>>>>
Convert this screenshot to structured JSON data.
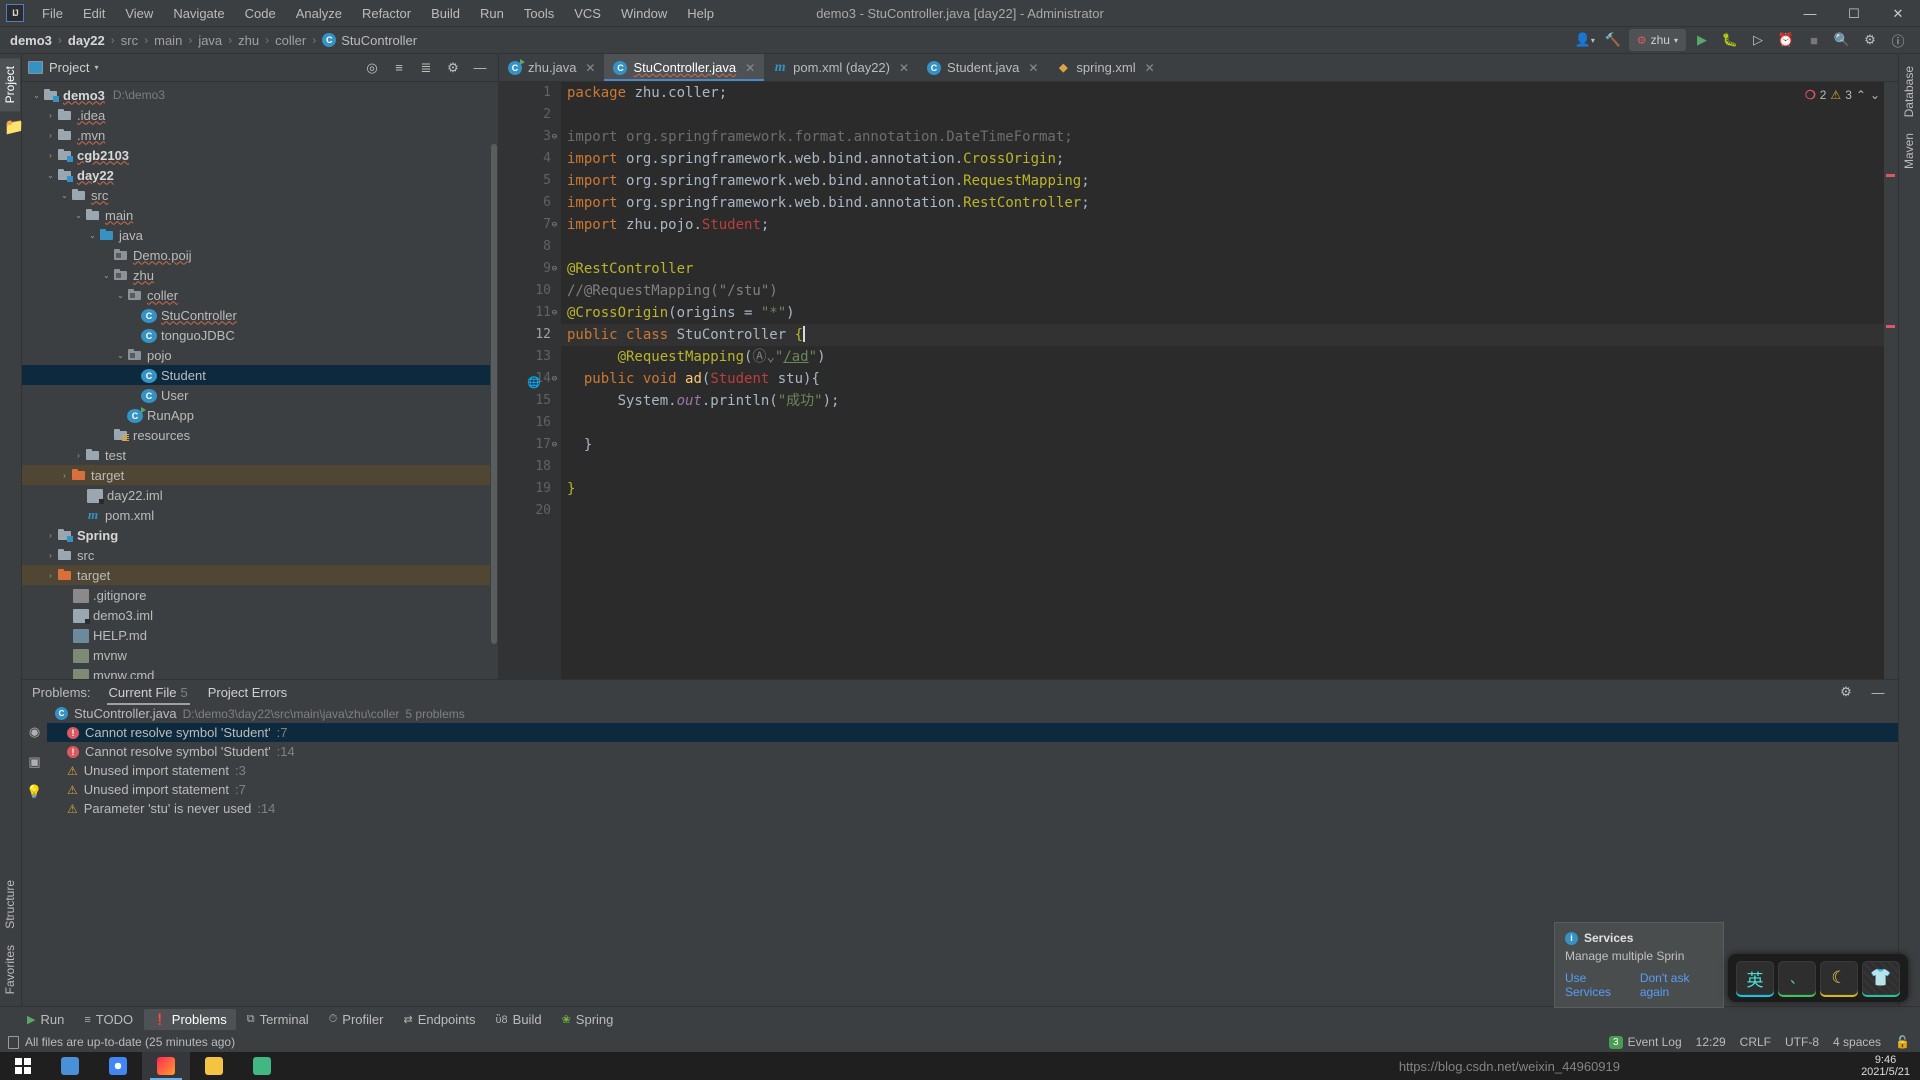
{
  "window": {
    "title": "demo3 - StuController.java [day22] - Administrator",
    "logo": "IJ",
    "minimize": "—",
    "maximize": "☐",
    "close": "✕"
  },
  "menubar": [
    {
      "label": "File"
    },
    {
      "label": "Edit"
    },
    {
      "label": "View"
    },
    {
      "label": "Navigate"
    },
    {
      "label": "Code"
    },
    {
      "label": "Analyze"
    },
    {
      "label": "Refactor"
    },
    {
      "label": "Build"
    },
    {
      "label": "Run"
    },
    {
      "label": "Tools"
    },
    {
      "label": "VCS"
    },
    {
      "label": "Window"
    },
    {
      "label": "Help"
    }
  ],
  "breadcrumb": {
    "items": [
      {
        "label": "demo3",
        "style": "bold"
      },
      {
        "label": "day22",
        "style": "bold"
      },
      {
        "label": "src",
        "style": "dim"
      },
      {
        "label": "main",
        "style": "dim"
      },
      {
        "label": "java",
        "style": "dim"
      },
      {
        "label": "zhu",
        "style": "dim"
      },
      {
        "label": "coller",
        "style": "dim"
      },
      {
        "label": "StuController",
        "style": "class",
        "icon": "C"
      }
    ],
    "separator": "›"
  },
  "navbar_right": {
    "run_config_label": "zhu",
    "run_config_icon": "rest-service-icon",
    "icons": [
      "user-icon",
      "hammer-icon",
      "run-icon",
      "debug-icon",
      "coverage-icon",
      "profile-icon",
      "stop-icon",
      "search-icon",
      "settings-icon",
      "help-icon"
    ]
  },
  "left_strip": {
    "top_tabs": [
      {
        "label": "Project",
        "active": true
      }
    ],
    "bottom_tabs": [
      {
        "label": "Structure"
      },
      {
        "label": "Favorites"
      }
    ]
  },
  "right_strip": {
    "tabs": [
      {
        "label": "Database"
      },
      {
        "label": "Maven"
      }
    ]
  },
  "project_panel": {
    "title": "Project",
    "caret": "▾",
    "toolbar_icons": [
      "locate-icon",
      "collapse-all-icon",
      "expand-icon",
      "settings-icon",
      "hide-icon"
    ],
    "tree": [
      {
        "indent": 0,
        "arrow": "⌄",
        "icon": "folder-mod",
        "label": "demo3",
        "bold": true,
        "path": "D:\\demo3",
        "squiggle": true
      },
      {
        "indent": 1,
        "arrow": "›",
        "icon": "folder",
        "label": ".idea",
        "squiggle": true
      },
      {
        "indent": 1,
        "arrow": "›",
        "icon": "folder",
        "label": ".mvn",
        "squiggle": true
      },
      {
        "indent": 1,
        "arrow": "›",
        "icon": "folder-mod",
        "label": "cgb2103",
        "bold": true,
        "squiggle": true
      },
      {
        "indent": 1,
        "arrow": "⌄",
        "icon": "folder-mod",
        "label": "day22",
        "bold": true,
        "squiggle": true
      },
      {
        "indent": 2,
        "arrow": "⌄",
        "icon": "folder",
        "label": "src",
        "squiggle": true
      },
      {
        "indent": 3,
        "arrow": "⌄",
        "icon": "folder",
        "label": "main",
        "squiggle": true
      },
      {
        "indent": 4,
        "arrow": "⌄",
        "icon": "folder-src",
        "label": "java"
      },
      {
        "indent": 5,
        "arrow": "",
        "icon": "folder-pkg",
        "label": "Demo.poij",
        "squiggle": true
      },
      {
        "indent": 5,
        "arrow": "⌄",
        "icon": "folder-pkg",
        "label": "zhu",
        "squiggle": true
      },
      {
        "indent": 6,
        "arrow": "⌄",
        "icon": "folder-pkg",
        "label": "coller",
        "squiggle": true
      },
      {
        "indent": 7,
        "arrow": "",
        "icon": "class",
        "label": "StuController",
        "squiggle": true
      },
      {
        "indent": 7,
        "arrow": "",
        "icon": "class",
        "label": "tonguoJDBC"
      },
      {
        "indent": 6,
        "arrow": "⌄",
        "icon": "folder-pkg",
        "label": "pojo"
      },
      {
        "indent": 7,
        "arrow": "",
        "icon": "class",
        "label": "Student",
        "selected": true
      },
      {
        "indent": 7,
        "arrow": "",
        "icon": "class",
        "label": "User"
      },
      {
        "indent": 6,
        "arrow": "",
        "icon": "class-run",
        "label": "RunApp"
      },
      {
        "indent": 5,
        "arrow": "",
        "icon": "folder-res",
        "label": "resources"
      },
      {
        "indent": 3,
        "arrow": "›",
        "icon": "folder",
        "label": "test"
      },
      {
        "indent": 2,
        "arrow": "›",
        "icon": "folder-target",
        "label": "target",
        "highlight": true
      },
      {
        "indent": 3,
        "arrow": "",
        "icon": "iml",
        "label": "day22.iml"
      },
      {
        "indent": 3,
        "arrow": "",
        "icon": "maven",
        "label": "pom.xml"
      },
      {
        "indent": 1,
        "arrow": "›",
        "icon": "folder-mod",
        "label": "Spring",
        "bold": true
      },
      {
        "indent": 1,
        "arrow": "›",
        "icon": "folder",
        "label": "src"
      },
      {
        "indent": 1,
        "arrow": "›",
        "icon": "folder-target",
        "label": "target",
        "highlight": true
      },
      {
        "indent": 2,
        "arrow": "",
        "icon": "gitignore",
        "label": ".gitignore"
      },
      {
        "indent": 2,
        "arrow": "",
        "icon": "iml",
        "label": "demo3.iml"
      },
      {
        "indent": 2,
        "arrow": "",
        "icon": "md",
        "label": "HELP.md"
      },
      {
        "indent": 2,
        "arrow": "",
        "icon": "sh",
        "label": "mvnw"
      },
      {
        "indent": 2,
        "arrow": "",
        "icon": "cmd",
        "label": "mvnw.cmd"
      }
    ]
  },
  "editor": {
    "tabs": [
      {
        "label": "zhu.java",
        "icon": "class-run",
        "active": false
      },
      {
        "label": "StuController.java",
        "icon": "class",
        "active": true
      },
      {
        "label": "pom.xml (day22)",
        "icon": "maven",
        "active": false
      },
      {
        "label": "Student.java",
        "icon": "class",
        "active": false
      },
      {
        "label": "spring.xml",
        "icon": "xml",
        "active": false
      }
    ],
    "tab_close": "✕",
    "inspection": {
      "error_count": "2",
      "warning_count": "3",
      "up": "⌃",
      "down": "⌄"
    },
    "lines": [
      {
        "n": "1",
        "tokens": [
          {
            "t": "package ",
            "c": "kw"
          },
          {
            "t": "zhu.coller;",
            "c": "plain"
          }
        ]
      },
      {
        "n": "2",
        "tokens": []
      },
      {
        "n": "3",
        "fold": "⊖",
        "tokens": [
          {
            "t": "import org.springframework.format.annotation.DateTimeFormat;",
            "c": "dim-imp"
          }
        ]
      },
      {
        "n": "4",
        "tokens": [
          {
            "t": "import ",
            "c": "kw"
          },
          {
            "t": "org.springframework.web.bind.annotation.",
            "c": "plain"
          },
          {
            "t": "CrossOrigin",
            "c": "ann"
          },
          {
            "t": ";",
            "c": "plain"
          }
        ]
      },
      {
        "n": "5",
        "tokens": [
          {
            "t": "import ",
            "c": "kw"
          },
          {
            "t": "org.springframework.web.bind.annotation.",
            "c": "plain"
          },
          {
            "t": "RequestMapping",
            "c": "ann"
          },
          {
            "t": ";",
            "c": "plain"
          }
        ]
      },
      {
        "n": "6",
        "tokens": [
          {
            "t": "import ",
            "c": "kw"
          },
          {
            "t": "org.springframework.web.bind.annotation.",
            "c": "plain"
          },
          {
            "t": "RestController",
            "c": "ann"
          },
          {
            "t": ";",
            "c": "plain"
          }
        ]
      },
      {
        "n": "7",
        "fold": "⊖",
        "tokens": [
          {
            "t": "import ",
            "c": "kw"
          },
          {
            "t": "zhu.pojo.",
            "c": "plain"
          },
          {
            "t": "Student",
            "c": "err"
          },
          {
            "t": ";",
            "c": "plain"
          }
        ]
      },
      {
        "n": "8",
        "tokens": []
      },
      {
        "n": "9",
        "fold": "⊖",
        "tokens": [
          {
            "t": "@RestController",
            "c": "ann"
          }
        ]
      },
      {
        "n": "10",
        "tokens": [
          {
            "t": "//@RequestMapping(\"/stu\")",
            "c": "cmt"
          }
        ]
      },
      {
        "n": "11",
        "fold": "⊖",
        "tokens": [
          {
            "t": "@CrossOrigin",
            "c": "ann"
          },
          {
            "t": "(origins = ",
            "c": "plain"
          },
          {
            "t": "\"*\"",
            "c": "str"
          },
          {
            "t": ")",
            "c": "plain"
          }
        ]
      },
      {
        "n": "12",
        "current": true,
        "tokens": [
          {
            "t": "public class ",
            "c": "kw"
          },
          {
            "t": "StuController ",
            "c": "plain"
          },
          {
            "t": "{",
            "c": "ann"
          }
        ],
        "caret": true
      },
      {
        "n": "13",
        "tokens": [
          {
            "t": "      @RequestMapping",
            "c": "ann"
          },
          {
            "t": "(",
            "c": "plain"
          },
          {
            "t": "Ⓐ⌄",
            "c": "cmt"
          },
          {
            "t": "\"",
            "c": "str"
          },
          {
            "t": "/ad",
            "c": "urlu"
          },
          {
            "t": "\"",
            "c": "str"
          },
          {
            "t": ")",
            "c": "plain"
          }
        ]
      },
      {
        "n": "14",
        "fold": "⊖",
        "gutter_icon": "web-icon",
        "tokens": [
          {
            "t": "  public void ",
            "c": "kw"
          },
          {
            "t": "ad",
            "c": "meth"
          },
          {
            "t": "(",
            "c": "plain"
          },
          {
            "t": "Student",
            "c": "err"
          },
          {
            "t": " stu){",
            "c": "plain"
          }
        ]
      },
      {
        "n": "15",
        "tokens": [
          {
            "t": "      System.",
            "c": "plain"
          },
          {
            "t": "out",
            "c": "fld"
          },
          {
            "t": ".println(",
            "c": "plain"
          },
          {
            "t": "\"成功\"",
            "c": "str"
          },
          {
            "t": ");",
            "c": "plain"
          }
        ]
      },
      {
        "n": "16",
        "tokens": []
      },
      {
        "n": "17",
        "fold": "⊖",
        "tokens": [
          {
            "t": "  }",
            "c": "plain"
          }
        ]
      },
      {
        "n": "18",
        "tokens": []
      },
      {
        "n": "19",
        "tokens": [
          {
            "t": "}",
            "c": "ann"
          }
        ]
      },
      {
        "n": "20",
        "tokens": []
      }
    ]
  },
  "problems": {
    "label": "Problems:",
    "tabs": [
      {
        "label": "Current File",
        "count": "5",
        "active": true
      },
      {
        "label": "Project Errors",
        "count": "",
        "active": false
      }
    ],
    "file_row": {
      "name": "StuController.java",
      "path": "D:\\demo3\\day22\\src\\main\\java\\zhu\\coller",
      "count": "5 problems",
      "icon": "C"
    },
    "items": [
      {
        "severity": "error",
        "text": "Cannot resolve symbol 'Student'",
        "line": ":7",
        "selected": true
      },
      {
        "severity": "error",
        "text": "Cannot resolve symbol 'Student'",
        "line": ":14"
      },
      {
        "severity": "warning",
        "text": "Unused import statement",
        "line": ":3"
      },
      {
        "severity": "warning",
        "text": "Unused import statement",
        "line": ":7"
      },
      {
        "severity": "warning",
        "text": "Parameter 'stu' is never used",
        "line": ":14"
      }
    ],
    "strip_icons": [
      "preview-icon",
      "layout-icon",
      "quickfix-icon"
    ],
    "right_icons": [
      "settings-icon",
      "hide-icon"
    ]
  },
  "notification": {
    "title": "Services",
    "body": "Manage multiple Sprin",
    "links": [
      {
        "label": "Use Services"
      },
      {
        "label": "Don't ask again"
      }
    ],
    "icon": "info-icon"
  },
  "ime_bar": {
    "keys": [
      {
        "glyph": "英",
        "name": "language-mode-key"
      },
      {
        "glyph": "、",
        "name": "punctuation-key"
      },
      {
        "glyph": "☽",
        "name": "moon-key"
      },
      {
        "glyph": "ὅ5",
        "name": "skin-key"
      }
    ]
  },
  "bottom_toolbar": {
    "tabs": [
      {
        "label": "Run",
        "icon": "run-icon",
        "active": false
      },
      {
        "label": "TODO",
        "icon": "todo-icon",
        "active": false
      },
      {
        "label": "Problems",
        "icon": "problems-icon",
        "active": true
      },
      {
        "label": "Terminal",
        "icon": "terminal-icon",
        "active": false
      },
      {
        "label": "Profiler",
        "icon": "profiler-icon",
        "active": false
      },
      {
        "label": "Endpoints",
        "icon": "endpoints-icon",
        "active": false
      },
      {
        "label": "Build",
        "icon": "build-icon",
        "active": false
      },
      {
        "label": "Spring",
        "icon": "spring-icon",
        "active": false
      }
    ]
  },
  "statusbar": {
    "message": "All files are up-to-date (25 minutes ago)",
    "event_log": "Event Log",
    "event_count": "3",
    "position": "12:29",
    "line_sep": "CRLF",
    "encoding": "UTF-8",
    "indent": "4 spaces",
    "lock": "ὑ3"
  },
  "taskbar": {
    "items": [
      {
        "name": "task-view-icon",
        "color": "#4a90d9"
      },
      {
        "name": "chrome-icon",
        "color": "#4285f4"
      },
      {
        "name": "intellij-icon",
        "color": "#fe2857",
        "active": true
      },
      {
        "name": "explorer-icon",
        "color": "#f5c344"
      },
      {
        "name": "hbuilder-icon",
        "color": "#41b883"
      }
    ],
    "clock_time": "9:46",
    "clock_date": "2021/5/21"
  },
  "watermark": "https://blog.csdn.net/weixin_44960919"
}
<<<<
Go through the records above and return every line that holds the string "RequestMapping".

Answer to this problem ▸
            "t": "RequestMapping",
            "t": "//@RequestMapping(\"/stu\")",
            "t": "      @RequestMapping",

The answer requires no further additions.